It is a great little article, written in Star’s characteristic reader-friendly, jargon-free style, and I would recommend it to anyone with an interest in this field.
In it, he explains that while the field of “environmental history” per se only emerged in the 1970s with the work of Donald Worster and other pioneering environmental historians, scholars (both within academia and without) had been exploring New Zealand’s environmental history for some time before that.
Indeed, “Tutira: The Story of a New Zealand Sheep Station”, by Herbert Guthrie-Smith, published in 1921 (see: Tutira: desecration of God’s earth dubbed as improvement?), is promoted by leading American environmental historian William Cronon and others as an early classic in the field. And geographers have been pursuing research into New Zealand’s environmental past for decades, but under a now rarely-used name, “historical geography”.
Star makes the point too, that for international scholars of environmental history, New Zealand is an intriguing “case study” of environmental history, and therefore of great interest, given its unique combination of characteristics: a once almost entirely forested archipelago, only relatively recently colonised by Europeans, with a population of only 4.3 million people and 12 times as many sheep.
He also points out how, historically, in a nation with only a small population, individuals made a significant difference in terms of environmental developments and indeed, New Zealanders’ attitudes towards the environment. Examples of such individuals are ecologist Leonard Cockayne and politician and prime minister Julius Vogel.

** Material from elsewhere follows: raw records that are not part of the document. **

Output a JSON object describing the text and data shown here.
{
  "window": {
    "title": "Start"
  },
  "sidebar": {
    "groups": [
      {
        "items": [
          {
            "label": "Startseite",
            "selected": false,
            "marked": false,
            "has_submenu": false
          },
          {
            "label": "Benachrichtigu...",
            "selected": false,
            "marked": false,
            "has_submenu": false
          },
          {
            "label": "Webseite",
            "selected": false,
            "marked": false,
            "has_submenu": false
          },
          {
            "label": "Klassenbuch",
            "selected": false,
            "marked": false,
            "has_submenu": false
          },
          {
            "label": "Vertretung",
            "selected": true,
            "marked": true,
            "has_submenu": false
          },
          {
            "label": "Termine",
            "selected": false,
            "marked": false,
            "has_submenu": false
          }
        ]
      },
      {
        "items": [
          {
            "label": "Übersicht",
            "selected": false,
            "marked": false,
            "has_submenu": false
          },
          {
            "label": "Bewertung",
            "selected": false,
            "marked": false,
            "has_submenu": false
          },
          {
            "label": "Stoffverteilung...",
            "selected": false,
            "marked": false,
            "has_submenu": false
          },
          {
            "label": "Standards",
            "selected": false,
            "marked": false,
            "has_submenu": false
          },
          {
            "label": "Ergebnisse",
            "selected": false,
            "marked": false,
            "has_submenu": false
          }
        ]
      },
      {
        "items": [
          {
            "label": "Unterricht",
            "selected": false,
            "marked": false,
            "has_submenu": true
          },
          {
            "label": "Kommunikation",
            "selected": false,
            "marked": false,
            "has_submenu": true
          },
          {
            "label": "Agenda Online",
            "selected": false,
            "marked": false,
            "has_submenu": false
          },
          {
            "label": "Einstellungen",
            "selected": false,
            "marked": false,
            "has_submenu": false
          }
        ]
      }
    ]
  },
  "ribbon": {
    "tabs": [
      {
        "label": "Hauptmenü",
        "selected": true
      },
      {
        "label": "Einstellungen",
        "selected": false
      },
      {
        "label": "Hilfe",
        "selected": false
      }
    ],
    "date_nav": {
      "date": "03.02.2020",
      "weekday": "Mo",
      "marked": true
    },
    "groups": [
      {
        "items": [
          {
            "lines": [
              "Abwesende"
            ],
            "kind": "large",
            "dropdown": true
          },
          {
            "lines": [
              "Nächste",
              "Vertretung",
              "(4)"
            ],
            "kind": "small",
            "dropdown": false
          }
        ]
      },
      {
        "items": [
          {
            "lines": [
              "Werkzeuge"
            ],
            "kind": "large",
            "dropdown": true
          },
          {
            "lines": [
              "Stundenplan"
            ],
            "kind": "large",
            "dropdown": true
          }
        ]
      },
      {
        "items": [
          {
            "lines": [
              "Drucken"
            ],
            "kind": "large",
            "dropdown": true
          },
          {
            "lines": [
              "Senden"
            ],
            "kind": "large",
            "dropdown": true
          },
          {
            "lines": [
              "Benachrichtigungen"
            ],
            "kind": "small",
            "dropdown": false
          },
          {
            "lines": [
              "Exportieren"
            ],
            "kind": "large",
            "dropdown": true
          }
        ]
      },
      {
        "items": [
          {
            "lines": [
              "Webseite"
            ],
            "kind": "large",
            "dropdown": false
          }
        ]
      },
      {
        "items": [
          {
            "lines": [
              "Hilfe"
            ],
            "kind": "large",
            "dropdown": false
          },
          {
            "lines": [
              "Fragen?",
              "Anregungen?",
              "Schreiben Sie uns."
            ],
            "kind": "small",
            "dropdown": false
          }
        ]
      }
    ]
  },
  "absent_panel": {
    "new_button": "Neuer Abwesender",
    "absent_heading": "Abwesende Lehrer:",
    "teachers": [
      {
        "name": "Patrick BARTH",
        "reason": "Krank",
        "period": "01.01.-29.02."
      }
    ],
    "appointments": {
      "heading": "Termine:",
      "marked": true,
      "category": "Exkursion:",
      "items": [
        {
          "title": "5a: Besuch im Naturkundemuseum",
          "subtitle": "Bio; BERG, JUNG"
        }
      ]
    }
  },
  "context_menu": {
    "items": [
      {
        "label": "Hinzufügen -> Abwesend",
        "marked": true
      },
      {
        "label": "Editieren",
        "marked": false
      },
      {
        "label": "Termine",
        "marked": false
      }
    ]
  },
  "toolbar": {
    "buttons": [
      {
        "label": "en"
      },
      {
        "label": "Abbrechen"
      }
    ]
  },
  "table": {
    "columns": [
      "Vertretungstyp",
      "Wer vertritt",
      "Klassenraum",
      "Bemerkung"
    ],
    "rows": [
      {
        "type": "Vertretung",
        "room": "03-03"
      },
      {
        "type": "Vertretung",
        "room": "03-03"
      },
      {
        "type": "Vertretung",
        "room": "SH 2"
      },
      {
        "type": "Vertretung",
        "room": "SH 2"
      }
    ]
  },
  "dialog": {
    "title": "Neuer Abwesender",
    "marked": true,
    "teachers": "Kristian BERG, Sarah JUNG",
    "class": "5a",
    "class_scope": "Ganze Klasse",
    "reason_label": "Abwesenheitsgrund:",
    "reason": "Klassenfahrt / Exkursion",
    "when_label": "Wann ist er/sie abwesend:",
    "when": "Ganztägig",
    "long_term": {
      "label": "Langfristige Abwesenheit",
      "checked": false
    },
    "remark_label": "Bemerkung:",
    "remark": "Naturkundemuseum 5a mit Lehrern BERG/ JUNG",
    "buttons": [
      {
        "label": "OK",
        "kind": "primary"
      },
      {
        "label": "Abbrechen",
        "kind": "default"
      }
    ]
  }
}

Looking toward the future, one of the points Star makes is the importance of regional environmental histories, given the diversity of responses to the environment at the regional level in New Zealand. To illustrate, he points out that legislation to encourage forest tree planting in Canterbury in the 1870s or enthusiasm for Arbor Day in the 1890s, did not strike a chord with people on the West Coast, where their economic survival appeared to depend on the suppression of the forest. He further suggests that: “All environmental studies, unlike most historical studies, are more about ecosystem than nation, and the regional study of environmental history can produce valuable insights that a national study might miss.”
From a personal perspective, it is comforting to have such a ringing endorsement of the regional environmental history approach, given that I am about to embark on one! (see: Manawatu’s environmental past to be documented)
Source/further reading: “New Zealand Environmental History: A Question of Attitudes” (2003) by Paul Star, in Environment and History, 9: pp. 463 – 75
Photo top: Group of children and adults outside Rata School on Arbor Day, 1 August 1894, Ohingaiti district (Rangitikei). Taken by Edward George Child. Alexander Turnbull Library ref. ID: 1/1-011003-G. Above right: Dr Paul Star.